(Dataset items)
^^^^

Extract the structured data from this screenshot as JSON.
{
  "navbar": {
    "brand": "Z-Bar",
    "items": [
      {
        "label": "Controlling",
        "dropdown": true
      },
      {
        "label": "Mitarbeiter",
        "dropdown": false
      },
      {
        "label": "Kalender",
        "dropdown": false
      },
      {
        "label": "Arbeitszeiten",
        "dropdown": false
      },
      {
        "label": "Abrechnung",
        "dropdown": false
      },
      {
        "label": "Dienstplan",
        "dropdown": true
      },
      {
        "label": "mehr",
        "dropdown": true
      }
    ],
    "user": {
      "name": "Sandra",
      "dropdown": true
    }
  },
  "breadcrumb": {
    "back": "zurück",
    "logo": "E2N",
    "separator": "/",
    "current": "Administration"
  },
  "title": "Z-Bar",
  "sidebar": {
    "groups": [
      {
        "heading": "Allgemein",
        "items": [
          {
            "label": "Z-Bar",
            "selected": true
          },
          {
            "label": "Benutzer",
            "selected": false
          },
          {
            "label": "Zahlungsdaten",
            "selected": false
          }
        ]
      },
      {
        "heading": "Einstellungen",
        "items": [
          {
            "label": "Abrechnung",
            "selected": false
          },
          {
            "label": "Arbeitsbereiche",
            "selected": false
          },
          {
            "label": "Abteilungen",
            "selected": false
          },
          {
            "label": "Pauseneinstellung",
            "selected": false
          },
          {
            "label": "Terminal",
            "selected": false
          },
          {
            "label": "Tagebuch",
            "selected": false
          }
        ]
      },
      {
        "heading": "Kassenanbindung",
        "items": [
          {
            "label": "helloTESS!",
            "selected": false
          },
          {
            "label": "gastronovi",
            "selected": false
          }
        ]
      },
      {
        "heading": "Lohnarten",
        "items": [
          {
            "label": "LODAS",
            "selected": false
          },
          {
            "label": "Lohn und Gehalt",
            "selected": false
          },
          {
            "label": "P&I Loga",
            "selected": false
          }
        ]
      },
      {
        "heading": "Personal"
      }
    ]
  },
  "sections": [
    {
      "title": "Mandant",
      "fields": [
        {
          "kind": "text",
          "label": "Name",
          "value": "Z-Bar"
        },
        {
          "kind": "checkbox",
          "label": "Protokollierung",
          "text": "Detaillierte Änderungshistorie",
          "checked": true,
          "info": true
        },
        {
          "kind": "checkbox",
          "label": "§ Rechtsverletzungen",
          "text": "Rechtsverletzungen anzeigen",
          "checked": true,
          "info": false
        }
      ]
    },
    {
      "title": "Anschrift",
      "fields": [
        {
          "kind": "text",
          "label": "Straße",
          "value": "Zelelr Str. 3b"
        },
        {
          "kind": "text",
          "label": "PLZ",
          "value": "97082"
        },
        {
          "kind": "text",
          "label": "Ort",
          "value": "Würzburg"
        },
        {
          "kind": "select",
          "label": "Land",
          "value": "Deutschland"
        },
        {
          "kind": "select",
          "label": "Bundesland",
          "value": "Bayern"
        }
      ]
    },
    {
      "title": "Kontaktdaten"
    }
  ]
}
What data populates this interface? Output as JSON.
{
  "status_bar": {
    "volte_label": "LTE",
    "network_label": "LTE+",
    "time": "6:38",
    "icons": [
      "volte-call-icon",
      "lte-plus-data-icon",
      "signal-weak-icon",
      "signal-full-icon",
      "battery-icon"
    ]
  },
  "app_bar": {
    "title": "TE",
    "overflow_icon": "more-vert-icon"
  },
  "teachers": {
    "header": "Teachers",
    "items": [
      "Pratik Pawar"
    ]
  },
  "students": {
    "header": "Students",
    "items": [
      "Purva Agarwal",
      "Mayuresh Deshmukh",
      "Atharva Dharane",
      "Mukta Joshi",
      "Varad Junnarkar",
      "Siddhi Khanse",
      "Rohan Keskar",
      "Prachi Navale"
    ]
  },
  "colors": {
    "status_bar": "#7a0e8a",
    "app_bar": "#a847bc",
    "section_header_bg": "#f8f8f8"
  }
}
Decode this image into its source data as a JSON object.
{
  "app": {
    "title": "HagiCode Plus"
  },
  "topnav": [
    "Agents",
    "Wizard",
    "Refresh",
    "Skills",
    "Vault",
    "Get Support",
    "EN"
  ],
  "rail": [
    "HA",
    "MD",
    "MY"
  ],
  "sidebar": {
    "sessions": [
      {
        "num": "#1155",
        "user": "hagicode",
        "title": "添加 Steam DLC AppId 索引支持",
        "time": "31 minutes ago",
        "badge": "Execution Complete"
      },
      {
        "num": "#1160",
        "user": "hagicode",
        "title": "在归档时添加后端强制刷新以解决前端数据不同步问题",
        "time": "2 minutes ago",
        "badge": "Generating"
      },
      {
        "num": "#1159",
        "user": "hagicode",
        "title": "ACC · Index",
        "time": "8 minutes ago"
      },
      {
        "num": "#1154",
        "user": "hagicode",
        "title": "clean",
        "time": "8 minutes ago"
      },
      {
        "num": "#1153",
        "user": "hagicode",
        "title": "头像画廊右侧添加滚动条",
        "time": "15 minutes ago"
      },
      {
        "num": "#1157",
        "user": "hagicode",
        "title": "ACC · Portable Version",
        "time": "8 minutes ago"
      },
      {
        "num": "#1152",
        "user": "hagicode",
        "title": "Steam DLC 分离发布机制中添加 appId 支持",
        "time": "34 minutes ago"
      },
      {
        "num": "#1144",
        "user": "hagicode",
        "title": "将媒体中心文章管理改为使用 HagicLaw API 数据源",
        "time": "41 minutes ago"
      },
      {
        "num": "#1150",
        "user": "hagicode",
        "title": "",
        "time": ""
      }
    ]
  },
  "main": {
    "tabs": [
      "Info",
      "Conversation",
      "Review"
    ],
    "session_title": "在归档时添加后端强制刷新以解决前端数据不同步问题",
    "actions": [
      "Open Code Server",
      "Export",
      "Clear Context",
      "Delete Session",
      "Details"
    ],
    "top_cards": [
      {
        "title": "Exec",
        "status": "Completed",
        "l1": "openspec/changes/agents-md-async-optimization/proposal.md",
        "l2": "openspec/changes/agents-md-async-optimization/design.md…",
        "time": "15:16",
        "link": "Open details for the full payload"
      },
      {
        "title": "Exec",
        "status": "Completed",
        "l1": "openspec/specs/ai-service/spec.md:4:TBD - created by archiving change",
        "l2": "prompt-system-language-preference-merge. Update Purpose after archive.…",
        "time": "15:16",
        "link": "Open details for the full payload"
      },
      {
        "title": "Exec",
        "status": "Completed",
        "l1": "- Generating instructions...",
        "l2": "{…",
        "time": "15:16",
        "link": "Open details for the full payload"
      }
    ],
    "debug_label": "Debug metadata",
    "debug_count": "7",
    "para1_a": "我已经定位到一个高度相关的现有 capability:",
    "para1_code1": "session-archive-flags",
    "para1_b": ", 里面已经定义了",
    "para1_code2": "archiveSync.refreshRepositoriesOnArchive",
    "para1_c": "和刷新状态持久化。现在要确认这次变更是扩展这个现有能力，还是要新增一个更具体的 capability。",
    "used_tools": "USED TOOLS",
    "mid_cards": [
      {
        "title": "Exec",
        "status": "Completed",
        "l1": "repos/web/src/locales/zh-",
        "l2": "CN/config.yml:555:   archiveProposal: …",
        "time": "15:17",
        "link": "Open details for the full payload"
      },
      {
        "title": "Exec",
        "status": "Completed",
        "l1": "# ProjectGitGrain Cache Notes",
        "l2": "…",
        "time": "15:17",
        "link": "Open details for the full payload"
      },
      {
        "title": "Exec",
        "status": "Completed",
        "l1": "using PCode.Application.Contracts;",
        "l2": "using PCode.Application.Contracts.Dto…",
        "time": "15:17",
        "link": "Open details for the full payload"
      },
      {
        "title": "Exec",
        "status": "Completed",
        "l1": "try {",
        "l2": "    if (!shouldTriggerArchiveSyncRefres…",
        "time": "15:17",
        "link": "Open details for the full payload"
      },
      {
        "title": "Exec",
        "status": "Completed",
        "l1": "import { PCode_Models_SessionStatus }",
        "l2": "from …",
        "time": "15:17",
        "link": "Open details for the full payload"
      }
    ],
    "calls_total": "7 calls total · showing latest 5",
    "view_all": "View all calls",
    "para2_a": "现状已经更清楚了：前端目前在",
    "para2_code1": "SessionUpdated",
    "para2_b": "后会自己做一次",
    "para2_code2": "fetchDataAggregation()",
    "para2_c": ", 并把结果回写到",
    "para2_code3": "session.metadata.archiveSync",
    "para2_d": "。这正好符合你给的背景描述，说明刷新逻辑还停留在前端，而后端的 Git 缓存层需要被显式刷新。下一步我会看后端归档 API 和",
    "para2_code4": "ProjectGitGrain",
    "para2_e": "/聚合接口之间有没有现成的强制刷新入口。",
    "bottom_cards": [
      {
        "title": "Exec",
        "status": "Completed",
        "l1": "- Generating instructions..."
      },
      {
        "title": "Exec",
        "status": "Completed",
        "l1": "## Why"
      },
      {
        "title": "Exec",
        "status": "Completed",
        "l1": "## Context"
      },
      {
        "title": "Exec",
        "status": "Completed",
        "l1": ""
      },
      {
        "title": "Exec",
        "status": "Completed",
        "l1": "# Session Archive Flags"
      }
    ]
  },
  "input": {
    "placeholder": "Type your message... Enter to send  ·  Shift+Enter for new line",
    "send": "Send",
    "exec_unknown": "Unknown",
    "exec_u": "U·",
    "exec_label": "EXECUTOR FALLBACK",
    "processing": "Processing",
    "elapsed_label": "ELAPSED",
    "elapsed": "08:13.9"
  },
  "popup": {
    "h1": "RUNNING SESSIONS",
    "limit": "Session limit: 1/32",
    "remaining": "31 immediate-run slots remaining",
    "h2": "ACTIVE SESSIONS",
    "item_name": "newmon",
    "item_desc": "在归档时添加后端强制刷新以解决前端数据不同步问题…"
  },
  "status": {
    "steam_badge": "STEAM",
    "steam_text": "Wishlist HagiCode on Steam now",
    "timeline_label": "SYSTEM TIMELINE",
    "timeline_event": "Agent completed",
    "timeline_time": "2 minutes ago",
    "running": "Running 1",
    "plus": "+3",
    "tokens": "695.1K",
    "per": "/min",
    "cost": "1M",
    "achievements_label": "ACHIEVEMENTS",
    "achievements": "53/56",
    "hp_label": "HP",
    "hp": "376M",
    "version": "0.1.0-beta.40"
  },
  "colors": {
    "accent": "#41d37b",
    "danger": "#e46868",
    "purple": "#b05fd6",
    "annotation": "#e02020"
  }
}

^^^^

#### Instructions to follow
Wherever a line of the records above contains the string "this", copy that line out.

#### Exercise output
Extract the structured data from this screenshot as JSON.
What data populates this interface? Output as JSON.
Decode this image into its source data as a JSON object.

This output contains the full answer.